● **What you need to do**
In the listing below, identify each line with the word "last" and return those lines.

● **Dataset records**

──────────────────────────────

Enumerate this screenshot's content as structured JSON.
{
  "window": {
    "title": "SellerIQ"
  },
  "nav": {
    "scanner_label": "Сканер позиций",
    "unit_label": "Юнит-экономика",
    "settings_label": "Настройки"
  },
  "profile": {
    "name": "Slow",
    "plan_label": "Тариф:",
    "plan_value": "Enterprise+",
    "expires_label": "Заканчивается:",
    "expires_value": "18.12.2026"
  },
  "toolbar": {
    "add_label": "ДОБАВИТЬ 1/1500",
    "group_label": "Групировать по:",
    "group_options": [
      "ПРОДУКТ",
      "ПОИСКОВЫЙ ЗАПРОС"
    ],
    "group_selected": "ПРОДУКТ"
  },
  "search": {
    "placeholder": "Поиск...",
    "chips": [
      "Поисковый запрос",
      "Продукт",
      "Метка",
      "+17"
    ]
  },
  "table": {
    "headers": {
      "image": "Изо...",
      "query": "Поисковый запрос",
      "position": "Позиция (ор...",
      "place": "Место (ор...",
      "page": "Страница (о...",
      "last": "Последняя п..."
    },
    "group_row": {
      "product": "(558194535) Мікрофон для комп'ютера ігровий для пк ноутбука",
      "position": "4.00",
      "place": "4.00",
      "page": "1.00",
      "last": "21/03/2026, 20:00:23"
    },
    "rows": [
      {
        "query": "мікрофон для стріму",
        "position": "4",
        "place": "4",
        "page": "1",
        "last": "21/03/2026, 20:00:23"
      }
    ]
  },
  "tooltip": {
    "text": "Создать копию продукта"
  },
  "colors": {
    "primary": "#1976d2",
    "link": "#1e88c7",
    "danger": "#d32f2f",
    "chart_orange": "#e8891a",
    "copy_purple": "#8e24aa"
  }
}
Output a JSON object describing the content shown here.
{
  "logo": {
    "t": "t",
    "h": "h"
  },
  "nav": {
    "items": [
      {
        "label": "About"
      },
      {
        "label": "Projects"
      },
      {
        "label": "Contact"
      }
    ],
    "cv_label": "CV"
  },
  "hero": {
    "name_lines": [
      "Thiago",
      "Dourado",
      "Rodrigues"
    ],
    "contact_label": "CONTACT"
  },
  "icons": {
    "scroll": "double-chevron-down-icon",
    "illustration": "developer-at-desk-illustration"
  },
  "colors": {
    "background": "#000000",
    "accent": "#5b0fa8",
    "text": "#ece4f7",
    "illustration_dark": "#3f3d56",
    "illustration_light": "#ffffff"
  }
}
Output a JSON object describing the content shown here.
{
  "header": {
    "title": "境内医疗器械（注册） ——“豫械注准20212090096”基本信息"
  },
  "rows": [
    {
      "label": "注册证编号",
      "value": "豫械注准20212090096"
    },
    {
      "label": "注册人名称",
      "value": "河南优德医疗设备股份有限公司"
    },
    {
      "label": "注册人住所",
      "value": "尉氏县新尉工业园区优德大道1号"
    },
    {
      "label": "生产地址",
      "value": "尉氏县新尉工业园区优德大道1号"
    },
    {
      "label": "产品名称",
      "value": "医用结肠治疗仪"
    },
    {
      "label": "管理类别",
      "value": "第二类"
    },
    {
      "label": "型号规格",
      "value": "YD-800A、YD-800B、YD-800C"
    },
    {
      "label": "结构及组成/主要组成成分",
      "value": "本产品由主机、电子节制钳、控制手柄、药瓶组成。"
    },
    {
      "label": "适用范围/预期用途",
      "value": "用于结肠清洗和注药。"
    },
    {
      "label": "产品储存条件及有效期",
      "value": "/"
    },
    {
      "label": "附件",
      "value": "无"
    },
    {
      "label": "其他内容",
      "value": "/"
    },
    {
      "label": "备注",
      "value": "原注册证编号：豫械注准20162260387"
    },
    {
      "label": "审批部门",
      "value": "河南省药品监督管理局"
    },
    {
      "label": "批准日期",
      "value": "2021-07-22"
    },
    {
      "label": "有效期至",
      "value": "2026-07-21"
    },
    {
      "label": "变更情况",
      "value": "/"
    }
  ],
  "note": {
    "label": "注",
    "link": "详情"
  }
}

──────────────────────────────

● **Answer to this exercise**
      "last": "Последняя п..."
      "last": "21/03/2026, 20:00:23"
        "last": "21/03/2026, 20:00:23"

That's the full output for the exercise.